A community forum held Thursday night presented more than two hours of information on the school district and its mission.
Experts discussed seven topics at three different stations. Attendees were placed into groups and given a wealth of information with 40 minutes set for each station. At the end of each station five minutes was allotted for questions from the residents.
School board President Ron Evans and Superintendent Dr. Sandra Sheldon opened the forum, and Sheldon spoke about the mission statement.
“Everyone is always learning,” said Sheldon. “We will provide all students access to the best educational services. Effective teaching and learning requires cooperation and teamwork among parents, school district employees, and students to achieve maximum potential. Learning occurs at different speeds and can be measured in various ways. Safety, character, achievement and potential are important factors to consider when designing and delivering instructions.”
The groups included the following:
Kimi Melendy, director of Educational Services and Lisa Bliss, assessment coordinator, presented Academic Achievement/ Assessment.
They discussed how the district will align with the standards of Nevada School Performance Framework (NSPF) by next year. NSPF is incorporating performance on multiple measures of achievement: proficiency, growth and growth to standards, gaps in student group growth and growth to standard and college — and career — readiness indicators that, in addition to graduation rate, also include dropout rate and scores on national college — readiness assessments.
“The Nevada Academic Content Standards (NACS), also know as, Common Core which was adapted in 2010 is the road map for the students,” Melendy said.
She said that the curriculum is the process of taking and developing products, planning and teaching of course of studies that ensure students have what they need to become college and career ready.
Since adapting the NACS Melendy said math has been a great challenge for our students. She said they are working with teachers to develop strategies to help improve students performances to meet standards.
Melendy said educators use the academic growth and achievement data provided by Measurement of Academic Process testing to implement instruction focused specifically on students’ needs.
Michelle Richardson, who conducts technology professional development for the teachers, led the technology workshop.
She covered topics such as technology infrastructure within the district, technology use in the classrooms, and how Smart Boards are being used in the smart labs. She said high school, eight grade and elementary students have access to Science Technology Engineering Mathematics (STEM) resources and almost all classrooms within the district have a Smart Board.
Phyllys Dowd, director of business services, talked about budget/fiscal.
She said CCSD uses 13 different funds and discussed where the money for the district comes from and where it is spent.
“Salaries are 22 million and benefits are another 10 million, so between the two of them that’s 86 percent of our budget,” said Dowd.
Sue Chambers, director of federal programs, gave information on parent and community involvement.
She said having parents as supporters in their children’s lives as well as fellow students lives is important.

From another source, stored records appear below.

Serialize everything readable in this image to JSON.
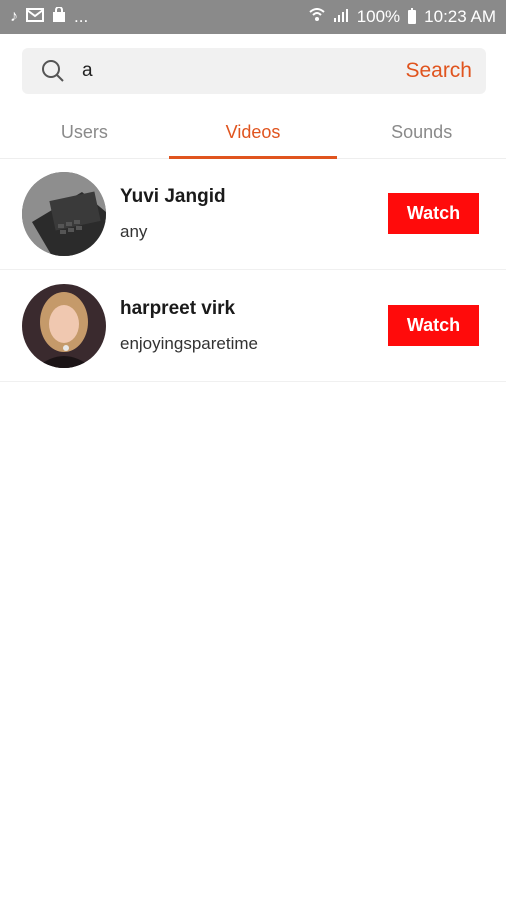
{
  "status_bar": {
    "time": "10:23 AM",
    "battery": "100%",
    "dots": "...",
    "icons_left": [
      "tiktok-icon",
      "mail-icon",
      "shopping-bag-icon"
    ],
    "icons_right": [
      "wifi-icon",
      "signal-icon",
      "battery-icon"
    ]
  },
  "search": {
    "value": "a",
    "submit_label": "Search"
  },
  "tabs": [
    {
      "label": "Users",
      "active": false
    },
    {
      "label": "Videos",
      "active": true
    },
    {
      "label": "Sounds",
      "active": false
    }
  ],
  "results": [
    {
      "name": "Yuvi Jangid",
      "subtitle": "any",
      "button": "Watch"
    },
    {
      "name": "harpreet virk",
      "subtitle": "enjoyingsparetime",
      "button": "Watch"
    }
  ],
  "colors": {
    "accent": "#e0541e",
    "watch_button": "#ff0b0b",
    "status_bar": "#8a8a8a"
  }
}
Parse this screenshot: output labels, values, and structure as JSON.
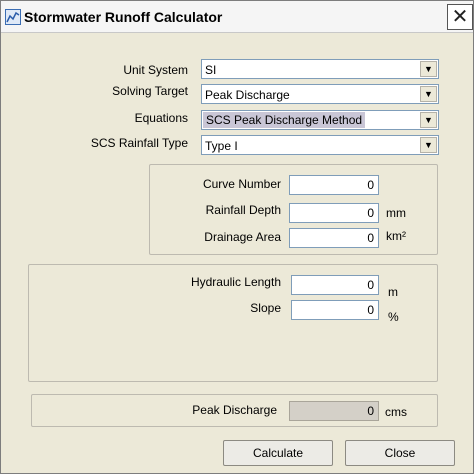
{
  "window": {
    "title": "Stormwater Runoff Calculator"
  },
  "form": {
    "unit_system": {
      "label": "Unit System",
      "value": "SI"
    },
    "solving_target": {
      "label": "Solving Target",
      "value": "Peak Discharge"
    },
    "equations": {
      "label": "Equations",
      "value": "SCS Peak Discharge Method"
    },
    "rainfall_type": {
      "label": "SCS Rainfall Type",
      "value": "Type I"
    }
  },
  "inputs": {
    "curve_number": {
      "label": "Curve Number",
      "value": "0",
      "unit": ""
    },
    "rainfall_depth": {
      "label": "Rainfall Depth",
      "value": "0",
      "unit": "mm"
    },
    "drainage_area": {
      "label": "Drainage Area",
      "value": "0",
      "unit": "km²"
    },
    "hydraulic_length": {
      "label": "Hydraulic Length",
      "value": "0",
      "unit": "m"
    },
    "slope": {
      "label": "Slope",
      "value": "0",
      "unit": "%"
    }
  },
  "result": {
    "peak_discharge": {
      "label": "Peak Discharge",
      "value": "0",
      "unit": "cms"
    }
  },
  "buttons": {
    "calculate": "Calculate",
    "close": "Close"
  },
  "icons": {
    "dropdown": "▼",
    "close": "✕"
  }
}
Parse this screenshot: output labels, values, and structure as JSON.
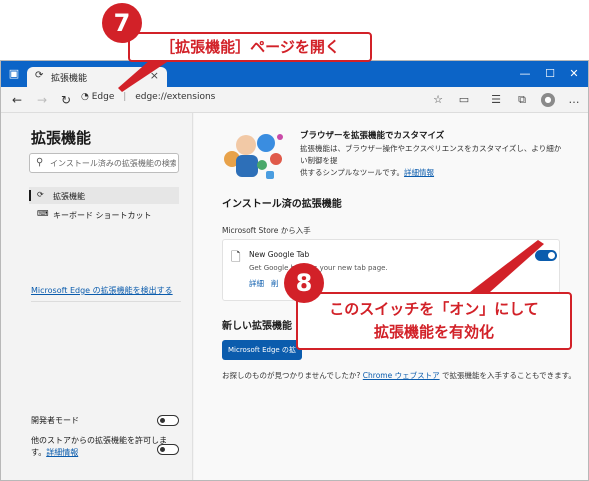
{
  "browser": {
    "tab_title": "拡張機能",
    "tab_close": "×",
    "window_controls": [
      "—",
      "☐",
      "✕"
    ],
    "address": {
      "site_label": "Edge",
      "separator": "|",
      "path": "edge://extensions"
    },
    "icons": {
      "tab_actions": "tab-actions-icon",
      "back": "back-arrow-icon",
      "forward": "forward-arrow-icon",
      "refresh": "refresh-icon",
      "edge_logo": "edge-logo-icon",
      "reading_view": "reading-view-icon",
      "favorite": "star-icon",
      "favorites_list": "favorites-list-icon",
      "collections": "collections-icon",
      "profile": "avatar",
      "menu": "more-menu-icon"
    }
  },
  "sidebar": {
    "title": "拡張機能",
    "search_placeholder": "インストール済みの拡張機能の検索",
    "items": [
      {
        "label": "拡張機能",
        "active": true,
        "icon": "extension-icon"
      },
      {
        "label": "キーボード ショートカット",
        "active": false,
        "icon": "keyboard-icon"
      }
    ],
    "discover_link": "Microsoft Edge の拡張機能を検出する",
    "dev_mode_label": "開発者モード",
    "other_stores_label_line1": "他のストアからの拡張機能を許可しま",
    "other_stores_label_line2_prefix": "す。",
    "other_stores_link": "詳細情報"
  },
  "main": {
    "promo": {
      "title": "ブラウザーを拡張機能でカスタマイズ",
      "desc_line1": "拡張機能は、ブラウザー操作やエクスペリエンスをカスタマイズし、より細かい制御を提",
      "desc_line2_prefix": "供するシンプルなツールです。",
      "desc_link": "詳細情報"
    },
    "installed_heading": "インストール済の拡張機能",
    "store_label": "Microsoft Store から入手",
    "extension": {
      "name": "New Google Tab",
      "description": "Get Google back as your new tab page.",
      "details": "詳細",
      "remove": "削",
      "enabled": true
    },
    "new_heading": "新しい拡張機能",
    "get_button": "Microsoft Edge の拡",
    "find_prefix": "お探しのものが見つかりませんでしたか?",
    "find_link": "Chrome ウェブストア",
    "find_suffix": "で拡張機能を入手することもできます。"
  },
  "callouts": {
    "step7_number": "7",
    "step7_text": "［拡張機能］ページを開く",
    "step8_number": "8",
    "step8_line1": "このスイッチを「オン」にして",
    "step8_line2": "拡張機能を有効化"
  },
  "colors": {
    "accent": "#0b5cad",
    "titlebar": "#0c64c7",
    "callout": "#d22128"
  }
}
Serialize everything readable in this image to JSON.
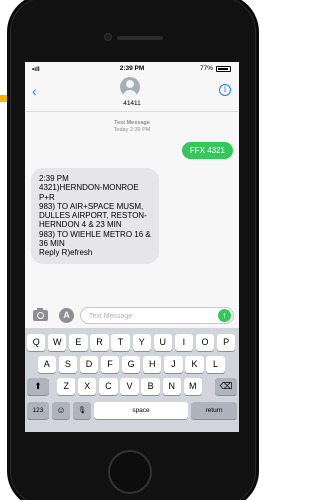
{
  "status_bar": {
    "signal": "•ıll",
    "time": "2:39 PM",
    "battery": "77%"
  },
  "conversation": {
    "back": "‹",
    "contact": "41411",
    "info": "i"
  },
  "meta": {
    "label": "Text Message",
    "timestamp": "Today 2:39 PM"
  },
  "messages": {
    "sent": "FFX 4321",
    "received": "2:39 PM\n4321)HERNDON-MONROE P+R\n983) TO AIR+SPACE MUSM, DULLES AIRPORT, RESTON-HERNDON 4 & 23 MIN\n983) TO WIEHLE METRO 16 & 36 MIN\nReply R)efresh"
  },
  "input": {
    "placeholder": "Text Message",
    "value": "",
    "send_symbol": "↑",
    "apps_symbol": "A"
  },
  "keyboard": {
    "row1": [
      "Q",
      "W",
      "E",
      "R",
      "T",
      "Y",
      "U",
      "I",
      "O",
      "P"
    ],
    "row2": [
      "A",
      "S",
      "D",
      "F",
      "G",
      "H",
      "J",
      "K",
      "L"
    ],
    "row3": [
      "Z",
      "X",
      "C",
      "V",
      "B",
      "N",
      "M"
    ],
    "shift": "⬆",
    "delete": "⌫",
    "numbers": "123",
    "emoji": "☺",
    "mic": "🎙",
    "space": "space",
    "return": "return"
  },
  "colors": {
    "accent": "#f5b400",
    "sent_bubble": "#34c759",
    "received_bubble": "#e5e5ea",
    "link": "#1a7cf5"
  }
}
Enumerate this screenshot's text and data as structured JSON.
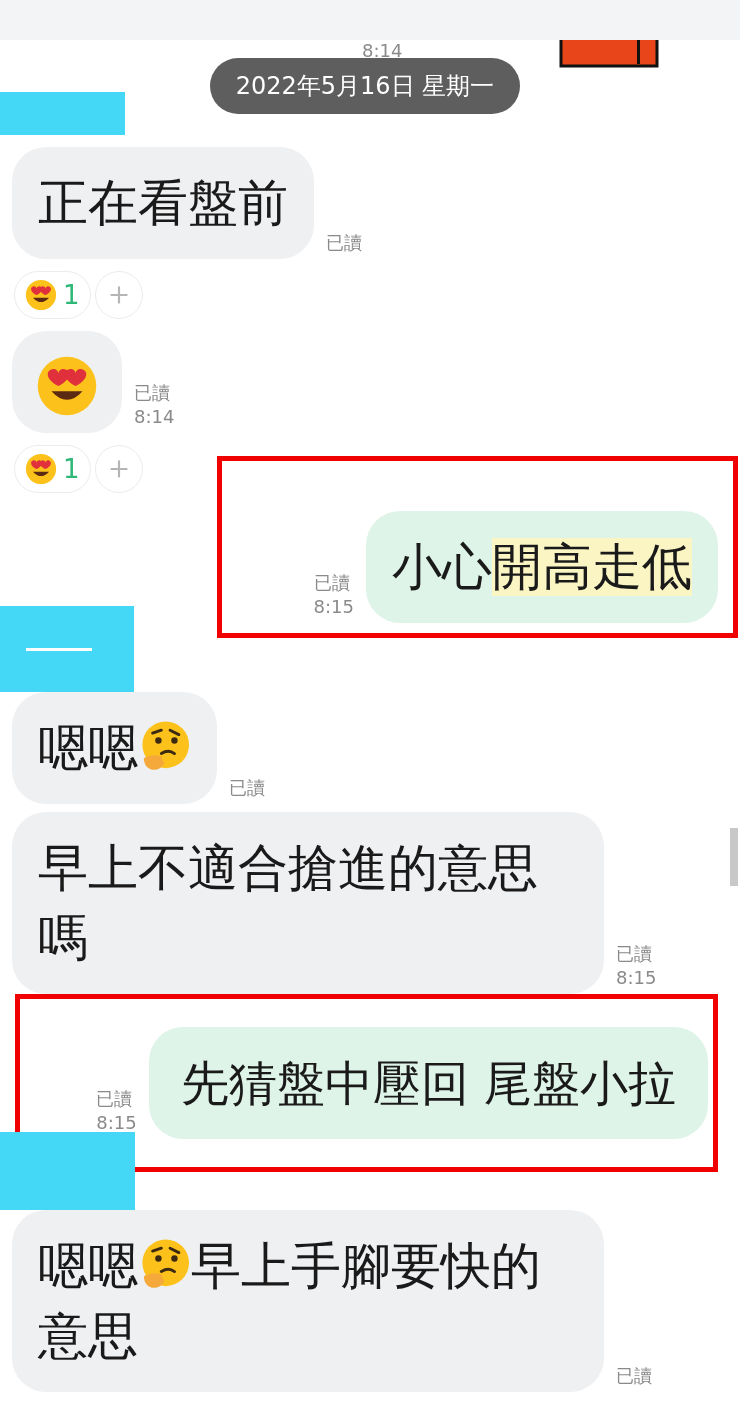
{
  "items": [
    {
      "kind": "sticker",
      "time": "8:14"
    },
    {
      "kind": "date",
      "text": "2022年5月16日 星期一"
    },
    {
      "kind": "redaction",
      "line": false
    },
    {
      "kind": "message",
      "outgoing": false,
      "framed": false,
      "read": "已讀",
      "segments": [
        {
          "kind": "text",
          "text": "正在看盤前",
          "highlighted": false
        }
      ]
    },
    {
      "kind": "reactions",
      "count": "1"
    },
    {
      "kind": "message",
      "outgoing": false,
      "framed": false,
      "read": "已讀",
      "time": "8:14",
      "segments": [
        {
          "kind": "heart-eyes"
        }
      ]
    },
    {
      "kind": "reactions",
      "count": "1"
    },
    {
      "kind": "message",
      "outgoing": true,
      "framed": true,
      "read": "已讀",
      "time": "8:15",
      "segments": [
        {
          "kind": "text",
          "text": "小心",
          "highlighted": false
        },
        {
          "kind": "text",
          "text": "開高走低",
          "highlighted": true
        }
      ]
    },
    {
      "kind": "redaction",
      "line": true
    },
    {
      "kind": "message",
      "outgoing": false,
      "framed": false,
      "read": "已讀",
      "segments": [
        {
          "kind": "text",
          "text": "嗯嗯",
          "highlighted": false
        },
        {
          "kind": "thinking"
        }
      ]
    },
    {
      "kind": "message",
      "outgoing": false,
      "framed": false,
      "read": "已讀",
      "time": "8:15",
      "segments": [
        {
          "kind": "text",
          "text": "早上不適合搶進的意思嗎",
          "highlighted": false
        }
      ]
    },
    {
      "kind": "message",
      "outgoing": true,
      "framed": true,
      "read": "已讀",
      "time": "8:15",
      "segments": [
        {
          "kind": "text",
          "text": "先猜盤中壓回 尾盤小拉",
          "highlighted": false
        }
      ]
    },
    {
      "kind": "redaction",
      "line": false
    },
    {
      "kind": "message",
      "outgoing": false,
      "framed": false,
      "read": "已讀",
      "segments": [
        {
          "kind": "text",
          "text": "嗯嗯",
          "highlighted": false
        },
        {
          "kind": "thinking"
        },
        {
          "kind": "text",
          "text": "早上手腳要快的意思",
          "highlighted": false
        }
      ]
    }
  ]
}
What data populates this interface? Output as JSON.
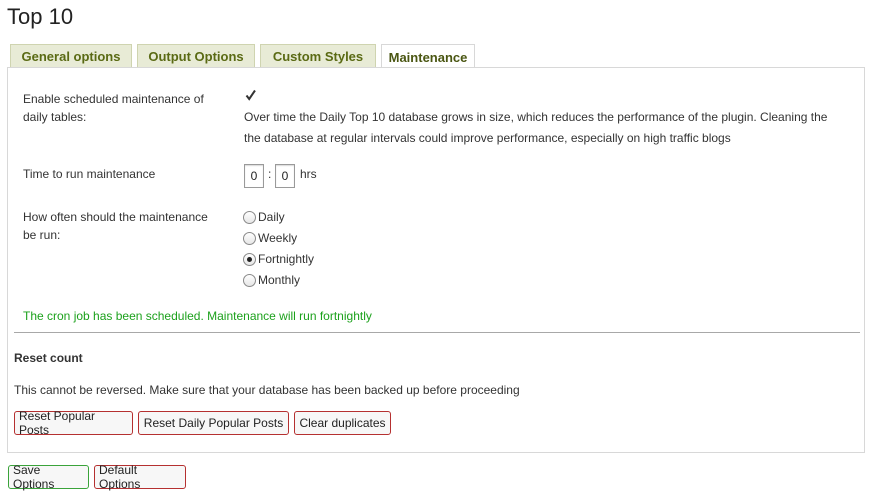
{
  "page": {
    "title": "Top 10"
  },
  "tabs": [
    {
      "label": "General options"
    },
    {
      "label": "Output Options"
    },
    {
      "label": "Custom Styles"
    },
    {
      "label": "Maintenance",
      "active": true
    }
  ],
  "maintenance": {
    "enable_label_line1": "Enable scheduled maintenance of",
    "enable_label_line2": "daily tables:",
    "enable_checked": true,
    "description_line1": "Over time the Daily Top 10 database grows in size, which reduces the performance of the plugin. Cleaning the",
    "description_line2": "the database at regular intervals could improve performance, especially on high traffic blogs",
    "time_label": "Time to run maintenance",
    "hour_value": "0",
    "minute_value": "0",
    "time_separator": ":",
    "time_unit": "hrs",
    "frequency_label_line1": "How often should the maintenance",
    "frequency_label_line2": "be run:",
    "frequency_options": [
      {
        "label": "Daily",
        "checked": false
      },
      {
        "label": "Weekly",
        "checked": false
      },
      {
        "label": "Fortnightly",
        "checked": true
      },
      {
        "label": "Monthly",
        "checked": false
      }
    ],
    "status_message": "The cron job has been scheduled. Maintenance will run fortnightly",
    "status_color": "#1ca11c"
  },
  "reset": {
    "title": "Reset count",
    "warning": "This cannot be reversed. Make sure that your database has been backed up before proceeding",
    "buttons": [
      "Reset Popular Posts",
      "Reset Daily Popular Posts",
      "Clear duplicates"
    ]
  },
  "footer": {
    "save_label": "Save Options",
    "default_label": "Default Options"
  },
  "colors": {
    "tab_text": "#5a6a14",
    "danger_border": "#b53030",
    "save_border": "#3aa33a"
  }
}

Chambers said CCSD utilizes six standards to include welcoming families to the school, create a family friendly atmosphere, provide opportunities for parents and family to volunteer at the school, respect all families and cultures at the school, remove economical obstacles for students to participate in school activities and ensure accessible programing for students with special needs.
Maintenance director Brian Byrd discussed facilities.
Residents received an overview of what all has been done with the bond money for school maintenance.
He said there are three main funds to maintain the renovation expenses to include the bond fund, the roll over bond and the capital projects.
He discussed the upgrades and repairs at at Northside Early Learning Center, Lahontan, Numa, and E.C. Best elementary, schools the middle school and the high school. “We’ve improved all of the schools and will continue to improve them until they’re finished, said Byrd.
Steve Russell, director of Transportation, discussed safety.
He said a safety plan was adopted to ensure the safety of employees, students and community members when visiting school properties.
“We’ve come up with the four E’s of security educate, engineering, enforcement and evaluation,” said Russell.
Russell said the district has developed the ‘See Something Say Something’ program. The program allows the students to notify a specific individual who will investigate the claim.
Engineering has occurred at Northside with the one entry-point access door. Parents have to be buzzed into NELC by one of three people.
Enforcement is holding people accountable for what they have done, said Russell. The final E is evaluation.
“We want to know how the district is doing and how we can improve it,” said Russell. The input from the parents, teachers, students and the community is greatly valued and asked for, he added.
Most responses from residents who participated in the forum have been positive.
Jennifer Christie, mother of three said, “I’m new to Fallon, but the level of commitment the school district shows towards improving the education our children are receiving is impressive. Community involvement is vital to successful education. I applaud the Churchill County School District’s efforts.”
“I have grand children coming through the school system and found this forum to be very informative. I feel reassured that my grand children are safe,” said resident Barbara Lewis.
Sheldon was pleased with the turn out and said the forum was a success.
“I think that our goal was to get a diverse group of people tonight so we could get our message out to them, for them to relay to their friends and family to create a networking web. I feel we have accomplished that.”